Here’s a little background of Fisher v. University of Texas at Austin:
In 2008, the University of Texas at Austin denied Abigail Fisher and Rachel Michalewicz, two white students. Then they filed suit against the university claiming that it had rejected them based on their race which would technically violate the Equal Protection Clause of the Fourteenth Amendment.
Michalewicz withdrew from the case in 2011 leaving Fisher as the sole plaintiff. Because Fisher was not in the top 10 percent of her class at Stephen F. Austin High School, her admission would still be based off her credentials including grades, extracurriculars, family circumstances and race.
Although Fisher was not accepted to University of Texas, perhaps her most favored college, she enrolled at Louisiana State University and graduated in 2012 with a degree in finance.
Eventually, the case reached the Supreme Court in June 2015 for the second time. During oral arguments in December, Justice Antonin Scalia said his own opinions on the fact.
Here’s what he had to say.
“There are those who contend that it does not benefit African-Americans to get them into the University of Texas where they do not do well, as opposed to having them go to a less-advanced school, a less — a slower-track school where they do well. One of the briefs pointed out that most of the black scientists in this country don’t come from schools like the University of Texas.”
“They come from lesser schools where they do not feel that they’re– that they’re being pushed ahead in classes that are too– too fast for them.”
“I’m just not impressed by the fact that the University of Texas may have fewer. Maybe it ought to have fewer. And maybe some you know, when you take more, the number of blacks, really competent blacks admitted to lesser schools, turns out to be less. And I don’t think it it stands to reason that it’s a good thing for the University of Texas to admit as many blacks as possible.
Responding to Scalia’s comments and the ongoing court case, the Twitter #StayMadAbby was created.

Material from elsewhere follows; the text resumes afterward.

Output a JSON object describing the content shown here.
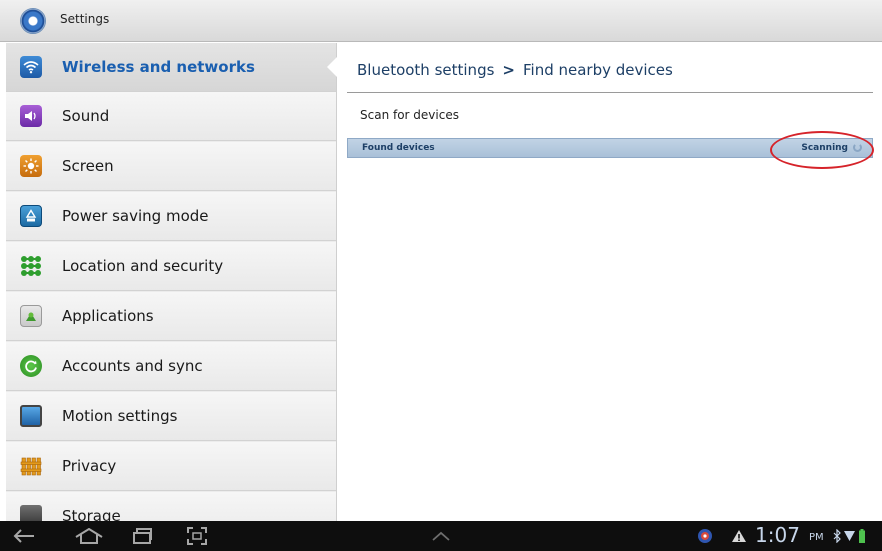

In my opinion, affirmative action is still needed in the education system. It was created in the college admission process to achieve equal opportunity.
In 1965, President Lyndon B. Johnson said, “You do not take a person who, for years, has been hobbled by chains and liberate him, bring him up to the starting line of a race and then say you are free to compete with all the others, and still just believe that you have been completely fair.”
Many people argue that affirmative action only creates more racism. But the truth is that racism does exist. Without affirmative action, colleges might not look into the accessibility and opportunities of students of color, with handicaps and even female.
Fisher should be thankful that she was able to graduate from college while some students do not even graduate from high school. Even if the University of Texas at Austin was her dream school, plenty of people do not get accepted into their top choice school.
Instead of blaming her race or affirmative action, Fisher should look towards her future but acknowledge that racism is still prevalent in today’s society. As a white female, she should recognize that she has white privilege.
– Maria Harrison – Asst. Perspectives Editor